** ENTRIES PROVIDED follows **

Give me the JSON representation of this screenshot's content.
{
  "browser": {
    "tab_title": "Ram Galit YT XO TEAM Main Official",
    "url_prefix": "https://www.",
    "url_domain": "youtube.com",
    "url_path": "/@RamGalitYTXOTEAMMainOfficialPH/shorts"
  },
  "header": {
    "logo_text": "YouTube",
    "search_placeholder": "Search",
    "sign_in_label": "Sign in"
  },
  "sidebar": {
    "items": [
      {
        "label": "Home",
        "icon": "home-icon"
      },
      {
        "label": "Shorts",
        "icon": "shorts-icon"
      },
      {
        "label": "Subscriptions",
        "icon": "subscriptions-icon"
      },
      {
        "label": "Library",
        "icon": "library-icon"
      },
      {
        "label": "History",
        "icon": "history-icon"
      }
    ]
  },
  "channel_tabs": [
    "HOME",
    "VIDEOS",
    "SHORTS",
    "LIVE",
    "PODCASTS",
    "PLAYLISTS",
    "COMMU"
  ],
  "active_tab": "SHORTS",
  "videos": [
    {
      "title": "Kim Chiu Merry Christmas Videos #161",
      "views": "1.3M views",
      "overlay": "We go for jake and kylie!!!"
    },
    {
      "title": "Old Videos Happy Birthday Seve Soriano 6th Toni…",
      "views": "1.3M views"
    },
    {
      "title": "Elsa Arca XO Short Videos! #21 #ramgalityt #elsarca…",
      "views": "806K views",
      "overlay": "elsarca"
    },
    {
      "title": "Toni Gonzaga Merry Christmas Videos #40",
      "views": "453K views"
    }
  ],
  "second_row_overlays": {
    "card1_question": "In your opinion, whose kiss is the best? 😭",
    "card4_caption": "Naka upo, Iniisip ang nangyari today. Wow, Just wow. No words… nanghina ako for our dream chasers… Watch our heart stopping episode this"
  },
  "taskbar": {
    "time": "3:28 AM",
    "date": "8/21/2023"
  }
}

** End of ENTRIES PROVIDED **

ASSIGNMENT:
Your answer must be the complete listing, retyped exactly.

RESPONSE TO THE TASK:
Give me the JSON representation of this screenshot's content.
{
  "browser": {
    "tab_title": "Ram Galit YT XO TEAM Main Official",
    "url_prefix": "https://www.",
    "url_domain": "youtube.com",
    "url_path": "/@RamGalitYTXOTEAMMainOfficialPH/shorts"
  },
  "header": {
    "logo_text": "YouTube",
    "search_placeholder": "Search",
    "sign_in_label": "Sign in"
  },
  "sidebar": {
    "items": [
      {
        "label": "Home",
        "icon": "home-icon"
      },
      {
        "label": "Shorts",
        "icon": "shorts-icon"
      },
      {
        "label": "Subscriptions",
        "icon": "subscriptions-icon"
      },
      {
        "label": "Library",
        "icon": "library-icon"
      },
      {
        "label": "History",
        "icon": "history-icon"
      }
    ]
  },
  "channel_tabs": [
    "HOME",
    "VIDEOS",
    "SHORTS",
    "LIVE",
    "PODCASTS",
    "PLAYLISTS",
    "COMMU"
  ],
  "active_tab": "SHORTS",
  "videos": [
    {
      "title": "Kim Chiu Merry Christmas Videos #161",
      "views": "1.3M views",
      "overlay": "We go for jake and kylie!!!"
    },
    {
      "title": "Old Videos Happy Birthday Seve Soriano 6th Toni…",
      "views": "1.3M views"
    },
    {
      "title": "Elsa Arca XO Short Videos! #21 #ramgalityt #elsarca…",
      "views": "806K views",
      "overlay": "elsarca"
    },
    {
      "title": "Toni Gonzaga Merry Christmas Videos #40",
      "views": "453K views"
    }
  ],
  "second_row_overlays": {
    "card1_question": "In your opinion, whose kiss is the best? 😭",
    "card4_caption": "Naka upo, Iniisip ang nangyari today. Wow, Just wow. No words… nanghina ako for our dream chasers… Watch our heart stopping episode this"
  },
  "taskbar": {
    "time": "3:28 AM",
    "date": "8/21/2023"
  }
}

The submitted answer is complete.